▶ _Records for processing_
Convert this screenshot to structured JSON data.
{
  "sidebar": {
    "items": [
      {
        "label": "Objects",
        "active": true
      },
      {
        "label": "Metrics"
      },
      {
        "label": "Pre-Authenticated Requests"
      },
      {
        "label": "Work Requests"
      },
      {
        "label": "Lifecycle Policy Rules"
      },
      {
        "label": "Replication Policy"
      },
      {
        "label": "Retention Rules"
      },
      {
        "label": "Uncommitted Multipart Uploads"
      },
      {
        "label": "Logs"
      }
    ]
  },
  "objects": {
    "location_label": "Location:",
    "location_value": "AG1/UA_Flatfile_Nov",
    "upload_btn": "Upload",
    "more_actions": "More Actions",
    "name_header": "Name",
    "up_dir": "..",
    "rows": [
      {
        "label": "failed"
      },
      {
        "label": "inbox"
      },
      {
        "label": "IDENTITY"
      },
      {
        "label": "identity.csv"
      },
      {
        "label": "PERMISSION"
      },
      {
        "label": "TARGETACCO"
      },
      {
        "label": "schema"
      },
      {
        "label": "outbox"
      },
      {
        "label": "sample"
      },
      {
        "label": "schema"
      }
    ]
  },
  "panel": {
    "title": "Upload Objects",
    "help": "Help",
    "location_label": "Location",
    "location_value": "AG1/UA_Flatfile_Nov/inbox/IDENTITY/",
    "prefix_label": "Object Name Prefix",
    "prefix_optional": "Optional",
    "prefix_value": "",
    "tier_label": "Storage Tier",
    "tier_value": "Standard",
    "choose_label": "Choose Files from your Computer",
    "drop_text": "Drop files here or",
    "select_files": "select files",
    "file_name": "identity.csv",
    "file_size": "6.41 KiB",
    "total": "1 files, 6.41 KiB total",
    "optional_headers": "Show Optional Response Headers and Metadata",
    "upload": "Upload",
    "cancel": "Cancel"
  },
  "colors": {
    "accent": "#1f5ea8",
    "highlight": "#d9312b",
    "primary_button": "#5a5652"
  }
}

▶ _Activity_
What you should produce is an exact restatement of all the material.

▶ _Result of this exercise_
Convert this screenshot to structured JSON data.
{
  "sidebar": {
    "items": [
      {
        "label": "Objects",
        "active": true
      },
      {
        "label": "Metrics"
      },
      {
        "label": "Pre-Authenticated Requests"
      },
      {
        "label": "Work Requests"
      },
      {
        "label": "Lifecycle Policy Rules"
      },
      {
        "label": "Replication Policy"
      },
      {
        "label": "Retention Rules"
      },
      {
        "label": "Uncommitted Multipart Uploads"
      },
      {
        "label": "Logs"
      }
    ]
  },
  "objects": {
    "location_label": "Location:",
    "location_value": "AG1/UA_Flatfile_Nov",
    "upload_btn": "Upload",
    "more_actions": "More Actions",
    "name_header": "Name",
    "up_dir": "..",
    "rows": [
      {
        "label": "failed"
      },
      {
        "label": "inbox"
      },
      {
        "label": "IDENTITY"
      },
      {
        "label": "identity.csv"
      },
      {
        "label": "PERMISSION"
      },
      {
        "label": "TARGETACCO"
      },
      {
        "label": "schema"
      },
      {
        "label": "outbox"
      },
      {
        "label": "sample"
      },
      {
        "label": "schema"
      }
    ]
  },
  "panel": {
    "title": "Upload Objects",
    "help": "Help",
    "location_label": "Location",
    "location_value": "AG1/UA_Flatfile_Nov/inbox/IDENTITY/",
    "prefix_label": "Object Name Prefix",
    "prefix_optional": "Optional",
    "prefix_value": "",
    "tier_label": "Storage Tier",
    "tier_value": "Standard",
    "choose_label": "Choose Files from your Computer",
    "drop_text": "Drop files here or",
    "select_files": "select files",
    "file_name": "identity.csv",
    "file_size": "6.41 KiB",
    "total": "1 files, 6.41 KiB total",
    "optional_headers": "Show Optional Response Headers and Metadata",
    "upload": "Upload",
    "cancel": "Cancel"
  },
  "colors": {
    "accent": "#1f5ea8",
    "highlight": "#d9312b",
    "primary_button": "#5a5652"
  }
}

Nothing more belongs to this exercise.